Health and social care services in Ayrshire and Arran
NHS Ayrshire & Arran and the three health and social care partnerships in East, North and South Ayrshire are currently experiencing extremely high demand for services across the whole system – in urgent and emergency care, primary care services, acute hospital services, as well as in community and social care services.
Claire Burden, Chief Executive – NHS Ayrshire & Arran, explains: “We are committed to providing safe and effective health and social care for our population in as timely a way as possible.
“However, services across the whole health and care system remain under extreme pressure. This is due to a combination of staff absence across the system, high bed occupancy levels in our acute and community hospitals, high levels of flu and covid in our community, some delayed transfers of care and high volumes of frail patients whose recovery includes complex care.

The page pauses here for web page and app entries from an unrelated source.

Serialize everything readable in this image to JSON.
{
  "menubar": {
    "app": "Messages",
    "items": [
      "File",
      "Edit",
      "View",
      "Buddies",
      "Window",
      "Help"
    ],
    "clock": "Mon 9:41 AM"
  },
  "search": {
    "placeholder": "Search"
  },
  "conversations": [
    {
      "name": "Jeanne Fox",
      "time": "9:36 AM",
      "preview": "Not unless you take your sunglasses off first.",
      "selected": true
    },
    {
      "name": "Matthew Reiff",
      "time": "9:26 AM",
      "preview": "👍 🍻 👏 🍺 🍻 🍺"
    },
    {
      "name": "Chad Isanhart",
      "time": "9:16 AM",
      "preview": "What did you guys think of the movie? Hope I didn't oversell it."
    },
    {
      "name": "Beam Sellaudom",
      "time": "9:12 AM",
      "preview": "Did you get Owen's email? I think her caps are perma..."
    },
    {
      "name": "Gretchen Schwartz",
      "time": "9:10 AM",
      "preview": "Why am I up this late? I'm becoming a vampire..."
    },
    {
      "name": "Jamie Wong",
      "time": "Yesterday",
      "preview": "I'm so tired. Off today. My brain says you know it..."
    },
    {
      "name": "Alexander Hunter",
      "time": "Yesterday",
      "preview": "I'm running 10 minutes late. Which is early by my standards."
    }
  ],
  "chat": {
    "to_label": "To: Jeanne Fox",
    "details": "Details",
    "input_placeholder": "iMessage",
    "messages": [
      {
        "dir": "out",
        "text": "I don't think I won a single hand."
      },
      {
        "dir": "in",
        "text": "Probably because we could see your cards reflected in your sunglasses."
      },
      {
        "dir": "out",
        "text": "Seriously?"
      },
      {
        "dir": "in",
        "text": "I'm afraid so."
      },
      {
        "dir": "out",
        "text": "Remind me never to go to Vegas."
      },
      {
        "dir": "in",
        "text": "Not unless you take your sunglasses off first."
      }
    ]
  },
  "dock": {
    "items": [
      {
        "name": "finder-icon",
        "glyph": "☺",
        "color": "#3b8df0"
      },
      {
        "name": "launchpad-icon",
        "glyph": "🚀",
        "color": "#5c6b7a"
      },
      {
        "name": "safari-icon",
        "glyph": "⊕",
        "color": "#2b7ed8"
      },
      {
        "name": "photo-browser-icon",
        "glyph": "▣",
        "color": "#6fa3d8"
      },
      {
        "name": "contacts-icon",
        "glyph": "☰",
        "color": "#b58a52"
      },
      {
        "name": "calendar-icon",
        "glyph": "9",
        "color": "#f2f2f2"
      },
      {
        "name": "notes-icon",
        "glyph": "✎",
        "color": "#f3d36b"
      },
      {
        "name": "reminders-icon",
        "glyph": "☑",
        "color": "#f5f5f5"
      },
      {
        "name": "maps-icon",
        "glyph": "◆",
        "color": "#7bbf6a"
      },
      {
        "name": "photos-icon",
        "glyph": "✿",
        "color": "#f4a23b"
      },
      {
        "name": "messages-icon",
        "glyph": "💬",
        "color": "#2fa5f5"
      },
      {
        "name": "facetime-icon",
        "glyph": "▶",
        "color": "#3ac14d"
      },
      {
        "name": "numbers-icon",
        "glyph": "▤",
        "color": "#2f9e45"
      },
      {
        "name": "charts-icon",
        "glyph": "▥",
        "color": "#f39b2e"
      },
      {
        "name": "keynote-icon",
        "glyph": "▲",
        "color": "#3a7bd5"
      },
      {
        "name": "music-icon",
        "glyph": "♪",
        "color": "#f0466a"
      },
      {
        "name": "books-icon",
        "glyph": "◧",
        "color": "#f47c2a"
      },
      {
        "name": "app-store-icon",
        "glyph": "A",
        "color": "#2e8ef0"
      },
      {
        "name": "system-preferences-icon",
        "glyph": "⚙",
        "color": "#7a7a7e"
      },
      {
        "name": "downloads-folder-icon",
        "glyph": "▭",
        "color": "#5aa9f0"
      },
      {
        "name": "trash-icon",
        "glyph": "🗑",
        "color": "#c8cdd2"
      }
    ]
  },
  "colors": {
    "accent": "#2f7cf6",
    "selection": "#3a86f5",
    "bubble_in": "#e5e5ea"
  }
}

“To address these issues, we have implemented a whole system response, where we are working with our partners to ease some of those pressures and improve services for people living in Ayrshire and Arran.”
To support our system, our health and social care teams are working together to ensure the available capacity across our health and social care system is aligned as well is it can be.
In urgent and emergency care services, we are triaging each patient attending our Emergency Departments and our clinical teams prioritise on clinical need. We are working closely with partners across all emergency services, including our colleagues in the Scottish Ambulance Service and primary care, to anticipate and mitigate against delays wherever possible.
Due to the overwhelming demand across general practice, and the need to prioritise same day emergency care to support the wider system, we are asking GP practices to move to only seeing urgent and emergency care patients. This ensures GP practices are able to prioritise urgent care, palliative care, screening programmes and out of hours services, as well as being able to provide care for those with more complex care needs.
We continue to focus on the decongestion of our acute and community hospitals, which will help us relieve the pressure in our Emergency Departments (ED) and Combined Assessment Units (CAU). To reduce the risk of these waits, we will continue to optimise moving patients to wards at the earliest opportunity to help alleviate pressure at peak time.
We have opened all additional beds where possible, and are seeking alternative pathways for those patients who do not require their care to be delivered in an acute hospital setting.
We are pausing routine inpatient elective surgery for a period of three weeks from Monday 9 January 2023. This will allow us to focus on aligning capacity on improving care for urgent and emergency care patients and to continue our work to decongest the system. This means that patients who were scheduled to undergo an operation on a routine basis, which would have required an inpatient admission to hospital during this time, will have their procedure rescheduled. Any patients whose procedure needs to be rescheduled will be contacted directly by their consultant’s secretary, and any enquiries should be directed to them.
Patients who are undergoing a procedure on an urgent basis, including those to diagnose or treat cancer, will be unaffected. Patients who are having their procedure on a day case basis will be similarly unaffected. Paediatric surgery also will be unaffected.
These pressures are also being faced in our social care services across East, North and South Ayrshire. In particular, Care at Home services in the three health and social care partnerships are being particularly affected by increases in demand, as well as workforce challenges.
Unfortunately, this means that service users may experience changes to their care packages, including revised visit times or services being provided by staff members who are not their usual carers. There are also currently delays with new requests for care being put in place.
Families with a loved one waiting to be discharged from hospital are being asked to consider whether there is anything they could do to support them to return home more quickly and avoid them having to remain in hospital unnecessarily until a full care package can be put in place. Some families may also be offered alternative care and support options for their relative, for example an interim stay in a care home whilst a full assessment of their care needs can be undertaken.
We would urge families to please carefully consider all alternatives that will support their loved ones to leave hospital as soon as possible.
Claire Burden adds: “We would like to thank our staff working across the whole system for their help and understanding as we continue to work under extremely difficult circumstances.
“If we all work together we can ensure that our services are there to look after those who need them most.”
Here are some simple things members of the public can do to help support us over this busy period:
- Only visit your GP, out-of-hours GP services or ED if you really need to. Visit www.nhsinform.scot for healthcare advice.
- Go to your community pharmacy for advice. They can provide advice on a range of minor illnesses.
- Wear a fluid resistant face mask if you are visiting our hospitals or using our services.
- Please remember to be kind to our staff. Our staff are doing their best to help you.